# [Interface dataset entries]
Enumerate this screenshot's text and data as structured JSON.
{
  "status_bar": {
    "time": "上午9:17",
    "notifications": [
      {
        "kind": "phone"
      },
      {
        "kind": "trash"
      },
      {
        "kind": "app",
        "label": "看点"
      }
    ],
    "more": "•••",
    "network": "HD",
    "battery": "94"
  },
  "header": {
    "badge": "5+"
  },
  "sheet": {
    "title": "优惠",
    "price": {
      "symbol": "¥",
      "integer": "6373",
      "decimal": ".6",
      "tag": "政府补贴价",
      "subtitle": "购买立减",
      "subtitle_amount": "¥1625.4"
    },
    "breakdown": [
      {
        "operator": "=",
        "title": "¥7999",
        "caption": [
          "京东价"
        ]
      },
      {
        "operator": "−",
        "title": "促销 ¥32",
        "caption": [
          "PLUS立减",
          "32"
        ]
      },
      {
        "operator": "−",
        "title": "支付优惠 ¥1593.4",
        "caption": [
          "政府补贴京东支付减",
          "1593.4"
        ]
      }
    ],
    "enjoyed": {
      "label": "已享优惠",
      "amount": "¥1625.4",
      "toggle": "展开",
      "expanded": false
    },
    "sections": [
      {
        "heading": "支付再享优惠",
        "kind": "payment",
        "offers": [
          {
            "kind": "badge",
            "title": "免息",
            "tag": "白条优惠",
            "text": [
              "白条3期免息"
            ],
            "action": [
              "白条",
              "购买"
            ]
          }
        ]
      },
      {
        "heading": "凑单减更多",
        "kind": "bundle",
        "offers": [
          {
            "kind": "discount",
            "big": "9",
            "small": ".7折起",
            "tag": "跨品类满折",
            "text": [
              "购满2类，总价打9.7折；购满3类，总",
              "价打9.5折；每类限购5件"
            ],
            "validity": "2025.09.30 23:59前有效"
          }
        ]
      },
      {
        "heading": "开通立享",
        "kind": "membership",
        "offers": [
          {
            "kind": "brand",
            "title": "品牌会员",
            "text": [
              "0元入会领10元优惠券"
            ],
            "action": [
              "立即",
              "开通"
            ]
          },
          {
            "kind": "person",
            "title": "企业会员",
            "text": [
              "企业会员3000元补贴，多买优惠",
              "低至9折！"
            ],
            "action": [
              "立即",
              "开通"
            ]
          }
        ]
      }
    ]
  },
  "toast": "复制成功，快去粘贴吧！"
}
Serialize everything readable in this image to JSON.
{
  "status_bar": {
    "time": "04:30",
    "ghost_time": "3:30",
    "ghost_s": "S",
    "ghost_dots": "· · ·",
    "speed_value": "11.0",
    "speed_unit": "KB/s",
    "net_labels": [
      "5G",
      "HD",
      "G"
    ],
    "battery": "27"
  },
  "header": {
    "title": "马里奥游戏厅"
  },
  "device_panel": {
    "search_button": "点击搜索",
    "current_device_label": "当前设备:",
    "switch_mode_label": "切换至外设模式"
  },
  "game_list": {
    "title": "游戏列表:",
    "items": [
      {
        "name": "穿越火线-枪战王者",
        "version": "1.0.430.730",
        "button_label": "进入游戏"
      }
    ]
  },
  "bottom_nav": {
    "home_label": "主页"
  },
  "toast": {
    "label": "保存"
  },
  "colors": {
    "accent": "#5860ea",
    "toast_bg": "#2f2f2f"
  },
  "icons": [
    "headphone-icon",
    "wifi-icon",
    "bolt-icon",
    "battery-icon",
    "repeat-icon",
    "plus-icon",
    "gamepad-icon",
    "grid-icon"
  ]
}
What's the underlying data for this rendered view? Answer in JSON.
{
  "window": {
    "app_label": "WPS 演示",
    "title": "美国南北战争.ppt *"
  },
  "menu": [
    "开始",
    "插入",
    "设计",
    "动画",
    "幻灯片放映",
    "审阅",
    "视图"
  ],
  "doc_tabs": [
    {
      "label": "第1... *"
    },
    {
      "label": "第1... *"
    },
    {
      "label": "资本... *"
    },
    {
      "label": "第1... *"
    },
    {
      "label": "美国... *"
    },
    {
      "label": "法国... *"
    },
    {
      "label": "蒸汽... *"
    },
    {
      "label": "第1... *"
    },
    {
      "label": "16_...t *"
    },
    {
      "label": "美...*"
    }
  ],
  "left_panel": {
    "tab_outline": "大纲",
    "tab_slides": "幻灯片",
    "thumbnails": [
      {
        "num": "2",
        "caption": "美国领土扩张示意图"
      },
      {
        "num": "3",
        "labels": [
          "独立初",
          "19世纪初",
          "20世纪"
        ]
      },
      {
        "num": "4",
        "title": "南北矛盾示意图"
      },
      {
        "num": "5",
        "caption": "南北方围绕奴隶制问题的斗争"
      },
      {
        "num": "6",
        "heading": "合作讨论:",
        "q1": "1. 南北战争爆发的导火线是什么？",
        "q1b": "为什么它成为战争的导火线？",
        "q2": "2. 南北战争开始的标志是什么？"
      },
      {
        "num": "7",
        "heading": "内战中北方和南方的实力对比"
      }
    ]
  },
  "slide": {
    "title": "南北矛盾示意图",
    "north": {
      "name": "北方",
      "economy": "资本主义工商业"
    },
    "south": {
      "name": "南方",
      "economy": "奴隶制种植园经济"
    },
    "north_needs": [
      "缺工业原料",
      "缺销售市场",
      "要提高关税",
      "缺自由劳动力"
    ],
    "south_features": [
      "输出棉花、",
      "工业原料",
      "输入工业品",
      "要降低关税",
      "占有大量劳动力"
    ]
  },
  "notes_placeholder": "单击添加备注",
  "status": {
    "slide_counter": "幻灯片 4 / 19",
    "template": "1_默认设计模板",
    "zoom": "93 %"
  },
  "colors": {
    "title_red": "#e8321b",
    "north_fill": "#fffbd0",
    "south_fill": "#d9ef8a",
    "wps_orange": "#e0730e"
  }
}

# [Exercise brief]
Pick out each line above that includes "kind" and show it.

# [Response to the exercise]
        "kind": "phone"
        "kind": "trash"
        "kind": "app",
        "kind": "payment",
            "kind": "badge",
        "kind": "bundle",
            "kind": "discount",
        "kind": "membership",
            "kind": "brand",
            "kind": "person",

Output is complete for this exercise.